Gone with the Wind is no longer available on the service, though HBO says the movie will return at some point with new material designed to discuss, and condemn, the film's historical depictions.
Gone with the Wind is, accounting for inflation, still one of the most successful movies ever made and it's also one of the most critically acclaimed. The film was nominated for 13 Academy Awards, it would win eight, while also being awarded another honorary award as well as a special one for technical achievement.
One of the awards the film would win was the Best Supporting Actress award, which went to Hattie McDaniel. She became the first African-American to win an acting Oscar.

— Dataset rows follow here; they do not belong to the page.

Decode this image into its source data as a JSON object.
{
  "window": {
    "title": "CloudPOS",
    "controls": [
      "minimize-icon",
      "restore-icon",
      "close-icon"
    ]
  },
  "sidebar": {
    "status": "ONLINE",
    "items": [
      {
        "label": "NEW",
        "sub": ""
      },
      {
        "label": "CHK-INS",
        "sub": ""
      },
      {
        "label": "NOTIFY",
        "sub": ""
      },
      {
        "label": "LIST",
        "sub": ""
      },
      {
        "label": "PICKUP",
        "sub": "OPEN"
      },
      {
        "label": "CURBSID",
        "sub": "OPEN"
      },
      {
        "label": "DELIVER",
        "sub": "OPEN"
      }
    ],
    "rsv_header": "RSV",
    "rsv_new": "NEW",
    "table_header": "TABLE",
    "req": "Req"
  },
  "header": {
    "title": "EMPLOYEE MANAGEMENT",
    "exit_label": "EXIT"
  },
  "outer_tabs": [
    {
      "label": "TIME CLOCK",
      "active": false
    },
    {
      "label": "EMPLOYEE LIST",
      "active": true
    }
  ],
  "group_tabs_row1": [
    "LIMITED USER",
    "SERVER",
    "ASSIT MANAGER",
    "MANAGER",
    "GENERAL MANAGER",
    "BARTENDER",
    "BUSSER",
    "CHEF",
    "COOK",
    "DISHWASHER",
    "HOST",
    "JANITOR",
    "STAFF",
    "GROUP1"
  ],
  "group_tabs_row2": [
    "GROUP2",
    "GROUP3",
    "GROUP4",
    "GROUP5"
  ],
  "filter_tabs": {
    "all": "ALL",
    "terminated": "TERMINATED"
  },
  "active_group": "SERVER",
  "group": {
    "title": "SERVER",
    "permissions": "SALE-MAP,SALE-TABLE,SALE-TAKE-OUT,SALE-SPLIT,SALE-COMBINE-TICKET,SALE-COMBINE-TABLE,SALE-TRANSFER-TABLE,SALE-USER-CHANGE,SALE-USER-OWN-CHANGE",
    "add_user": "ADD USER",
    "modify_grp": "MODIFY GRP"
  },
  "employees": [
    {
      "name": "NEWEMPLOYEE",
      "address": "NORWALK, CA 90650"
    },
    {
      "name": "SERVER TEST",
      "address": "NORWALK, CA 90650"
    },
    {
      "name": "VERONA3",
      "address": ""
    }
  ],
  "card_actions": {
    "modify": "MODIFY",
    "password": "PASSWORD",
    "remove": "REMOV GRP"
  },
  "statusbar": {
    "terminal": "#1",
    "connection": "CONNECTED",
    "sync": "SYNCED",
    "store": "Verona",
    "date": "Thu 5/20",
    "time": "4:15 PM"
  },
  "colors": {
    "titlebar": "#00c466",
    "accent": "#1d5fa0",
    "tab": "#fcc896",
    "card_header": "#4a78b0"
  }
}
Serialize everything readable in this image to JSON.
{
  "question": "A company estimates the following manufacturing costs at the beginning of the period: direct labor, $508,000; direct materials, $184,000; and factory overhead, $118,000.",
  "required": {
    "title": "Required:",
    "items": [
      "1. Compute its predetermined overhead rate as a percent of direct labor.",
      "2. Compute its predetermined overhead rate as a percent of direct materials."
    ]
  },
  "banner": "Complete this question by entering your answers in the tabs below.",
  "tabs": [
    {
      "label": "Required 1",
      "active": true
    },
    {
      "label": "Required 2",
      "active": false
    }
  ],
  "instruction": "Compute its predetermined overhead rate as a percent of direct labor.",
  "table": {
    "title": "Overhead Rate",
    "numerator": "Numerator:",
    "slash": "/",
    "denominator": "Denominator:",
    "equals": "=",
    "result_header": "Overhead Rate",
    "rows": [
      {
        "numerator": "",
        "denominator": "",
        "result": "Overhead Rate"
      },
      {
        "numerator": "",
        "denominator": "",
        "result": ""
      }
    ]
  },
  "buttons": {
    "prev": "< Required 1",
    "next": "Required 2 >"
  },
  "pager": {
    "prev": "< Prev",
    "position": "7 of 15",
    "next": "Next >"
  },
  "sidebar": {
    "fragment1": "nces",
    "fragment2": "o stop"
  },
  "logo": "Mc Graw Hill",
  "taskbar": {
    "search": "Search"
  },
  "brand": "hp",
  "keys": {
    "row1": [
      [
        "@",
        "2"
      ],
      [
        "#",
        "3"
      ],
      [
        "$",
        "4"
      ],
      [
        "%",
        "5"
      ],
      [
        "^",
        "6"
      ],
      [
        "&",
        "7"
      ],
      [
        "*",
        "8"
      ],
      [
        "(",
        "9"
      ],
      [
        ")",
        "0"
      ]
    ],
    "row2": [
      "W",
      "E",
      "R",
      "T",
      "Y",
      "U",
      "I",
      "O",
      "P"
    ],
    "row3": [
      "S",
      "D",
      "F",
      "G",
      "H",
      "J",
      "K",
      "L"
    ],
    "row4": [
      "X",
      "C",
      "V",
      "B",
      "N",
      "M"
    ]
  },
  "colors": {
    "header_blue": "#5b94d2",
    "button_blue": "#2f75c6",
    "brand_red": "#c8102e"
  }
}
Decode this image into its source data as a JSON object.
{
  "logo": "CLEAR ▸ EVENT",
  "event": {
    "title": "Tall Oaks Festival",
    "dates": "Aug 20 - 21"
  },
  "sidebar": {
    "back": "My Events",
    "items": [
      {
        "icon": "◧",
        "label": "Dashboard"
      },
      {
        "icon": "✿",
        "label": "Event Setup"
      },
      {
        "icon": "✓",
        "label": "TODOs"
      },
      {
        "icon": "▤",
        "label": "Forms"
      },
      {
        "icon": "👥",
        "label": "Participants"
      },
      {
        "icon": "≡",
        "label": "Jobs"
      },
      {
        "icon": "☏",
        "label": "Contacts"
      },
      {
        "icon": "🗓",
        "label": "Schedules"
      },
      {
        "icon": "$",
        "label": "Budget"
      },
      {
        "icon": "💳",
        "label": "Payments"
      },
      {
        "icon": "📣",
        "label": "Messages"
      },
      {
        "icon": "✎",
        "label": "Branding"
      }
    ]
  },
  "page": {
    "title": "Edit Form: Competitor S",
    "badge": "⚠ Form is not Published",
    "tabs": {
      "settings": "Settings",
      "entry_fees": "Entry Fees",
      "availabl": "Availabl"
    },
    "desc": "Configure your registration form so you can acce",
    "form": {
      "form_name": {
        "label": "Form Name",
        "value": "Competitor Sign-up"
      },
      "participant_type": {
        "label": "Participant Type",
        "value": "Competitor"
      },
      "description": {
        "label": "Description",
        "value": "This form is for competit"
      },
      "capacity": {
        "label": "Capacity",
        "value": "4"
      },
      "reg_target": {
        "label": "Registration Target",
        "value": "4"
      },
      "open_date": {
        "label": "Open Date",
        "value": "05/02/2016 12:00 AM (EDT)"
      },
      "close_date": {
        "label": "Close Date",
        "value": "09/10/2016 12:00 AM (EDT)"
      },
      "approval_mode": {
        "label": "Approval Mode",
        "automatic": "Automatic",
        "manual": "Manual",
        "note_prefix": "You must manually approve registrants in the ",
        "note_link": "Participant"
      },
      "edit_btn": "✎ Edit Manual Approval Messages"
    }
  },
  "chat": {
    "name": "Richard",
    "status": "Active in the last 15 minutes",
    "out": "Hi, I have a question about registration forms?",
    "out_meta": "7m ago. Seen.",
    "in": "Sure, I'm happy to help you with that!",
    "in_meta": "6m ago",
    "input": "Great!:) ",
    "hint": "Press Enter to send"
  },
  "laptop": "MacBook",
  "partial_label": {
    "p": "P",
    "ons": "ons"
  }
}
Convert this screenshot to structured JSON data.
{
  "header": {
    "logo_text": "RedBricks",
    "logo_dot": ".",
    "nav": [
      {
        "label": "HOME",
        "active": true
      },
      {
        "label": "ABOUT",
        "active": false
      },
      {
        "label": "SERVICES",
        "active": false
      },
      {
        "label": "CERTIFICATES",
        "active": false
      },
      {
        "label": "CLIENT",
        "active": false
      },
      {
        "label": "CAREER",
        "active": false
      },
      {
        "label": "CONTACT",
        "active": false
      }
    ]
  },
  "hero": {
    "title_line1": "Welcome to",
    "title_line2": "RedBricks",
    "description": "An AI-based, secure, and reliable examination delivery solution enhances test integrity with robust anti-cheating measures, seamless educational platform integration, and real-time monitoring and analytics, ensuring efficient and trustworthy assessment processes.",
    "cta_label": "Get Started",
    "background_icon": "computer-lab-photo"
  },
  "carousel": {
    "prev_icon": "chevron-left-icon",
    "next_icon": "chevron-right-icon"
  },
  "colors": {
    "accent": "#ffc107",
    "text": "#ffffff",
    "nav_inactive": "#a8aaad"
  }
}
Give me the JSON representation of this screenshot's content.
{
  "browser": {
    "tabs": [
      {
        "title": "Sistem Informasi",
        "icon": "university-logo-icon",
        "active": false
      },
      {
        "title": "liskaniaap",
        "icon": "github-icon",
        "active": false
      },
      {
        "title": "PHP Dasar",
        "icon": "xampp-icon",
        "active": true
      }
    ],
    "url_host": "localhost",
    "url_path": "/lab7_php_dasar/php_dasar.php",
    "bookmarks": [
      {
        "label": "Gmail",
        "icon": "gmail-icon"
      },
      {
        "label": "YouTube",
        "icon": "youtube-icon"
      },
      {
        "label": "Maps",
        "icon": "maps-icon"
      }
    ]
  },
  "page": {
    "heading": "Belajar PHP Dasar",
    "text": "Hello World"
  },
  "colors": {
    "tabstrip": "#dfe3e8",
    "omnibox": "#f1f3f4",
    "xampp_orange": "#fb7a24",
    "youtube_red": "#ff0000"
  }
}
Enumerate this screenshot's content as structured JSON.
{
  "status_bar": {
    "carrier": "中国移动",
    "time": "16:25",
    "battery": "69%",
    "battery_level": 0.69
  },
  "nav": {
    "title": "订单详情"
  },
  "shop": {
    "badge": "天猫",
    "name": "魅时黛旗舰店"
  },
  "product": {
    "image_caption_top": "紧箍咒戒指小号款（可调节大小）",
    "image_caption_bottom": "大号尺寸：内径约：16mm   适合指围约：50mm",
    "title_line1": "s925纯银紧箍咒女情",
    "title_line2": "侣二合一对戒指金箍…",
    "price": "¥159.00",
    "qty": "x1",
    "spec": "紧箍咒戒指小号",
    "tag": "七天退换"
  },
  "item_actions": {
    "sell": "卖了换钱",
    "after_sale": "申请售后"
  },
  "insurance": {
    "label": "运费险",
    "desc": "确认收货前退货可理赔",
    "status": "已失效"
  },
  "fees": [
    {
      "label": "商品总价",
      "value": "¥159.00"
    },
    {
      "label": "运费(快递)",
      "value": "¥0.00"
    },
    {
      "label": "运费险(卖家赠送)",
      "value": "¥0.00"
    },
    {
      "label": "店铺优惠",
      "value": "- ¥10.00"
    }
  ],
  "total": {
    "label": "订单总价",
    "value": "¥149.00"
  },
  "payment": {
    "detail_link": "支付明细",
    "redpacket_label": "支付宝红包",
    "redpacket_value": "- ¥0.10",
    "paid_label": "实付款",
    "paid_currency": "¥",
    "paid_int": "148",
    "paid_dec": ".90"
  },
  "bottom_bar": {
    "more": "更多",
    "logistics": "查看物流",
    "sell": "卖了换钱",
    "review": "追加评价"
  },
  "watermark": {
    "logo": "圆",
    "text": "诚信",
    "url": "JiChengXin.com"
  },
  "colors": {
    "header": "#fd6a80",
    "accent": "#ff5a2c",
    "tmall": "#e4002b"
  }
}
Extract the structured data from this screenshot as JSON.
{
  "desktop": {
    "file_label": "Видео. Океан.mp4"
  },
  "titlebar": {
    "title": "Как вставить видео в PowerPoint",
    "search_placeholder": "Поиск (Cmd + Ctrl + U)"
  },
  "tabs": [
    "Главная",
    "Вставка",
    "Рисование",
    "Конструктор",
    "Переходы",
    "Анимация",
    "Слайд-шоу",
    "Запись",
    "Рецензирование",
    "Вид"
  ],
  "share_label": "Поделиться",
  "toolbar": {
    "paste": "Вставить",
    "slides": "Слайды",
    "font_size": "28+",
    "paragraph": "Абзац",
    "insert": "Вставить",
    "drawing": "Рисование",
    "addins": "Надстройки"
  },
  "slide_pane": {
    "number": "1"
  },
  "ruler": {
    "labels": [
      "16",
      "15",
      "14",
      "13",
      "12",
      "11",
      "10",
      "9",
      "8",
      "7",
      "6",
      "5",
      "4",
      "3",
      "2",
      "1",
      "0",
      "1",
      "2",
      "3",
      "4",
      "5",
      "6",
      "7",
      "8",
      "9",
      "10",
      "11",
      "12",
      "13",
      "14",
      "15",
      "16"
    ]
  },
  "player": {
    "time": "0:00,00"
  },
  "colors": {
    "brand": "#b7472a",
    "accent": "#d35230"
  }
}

McDaniel had to come to the stage from her segregated seat at the back of the auditorium to accept the award.
Gone with the Wind is set in Georgia during the days surrounding the American Civil War. The white southern characters are certainly the heroes of the story, and so it is seen by many as spinning the era of American slavery in a positive light. In a statement from HBO to THR, it was made clear that when the movie returns to the HBO Max service, the film itself will remain unchanged, but new material will be included that puts the movie into context...
These depictions are certainly counter to WarnerMedia’s values, so when we return the film to HBO Max, it will return with a discussion of its historical context and a denouncement of those very depictions, but will be presented as it was originally created, because to do otherwise would be the same as claiming these prejudices never existed. If we are to create a more just, equitable and inclusive future, we must first acknowledge and understand our history.
Gone with the Wind certainly isn't the first piece of media that has had to deal with the way perspectives have changed over time. Everything from animated Disney movies to Looney Tunes have seen situations where something created decades ago, that was seen as normal and acceptable at the time, is looked at very differently through a modern lens. There is no real consensus as to exactly how to handle these situations. While removing the offending material from circulation is one option, as the HBO statement makes clear, there's also a fear doing so has the effect of not only erasing the problematic material, but making it seem as if the problem never existed as well.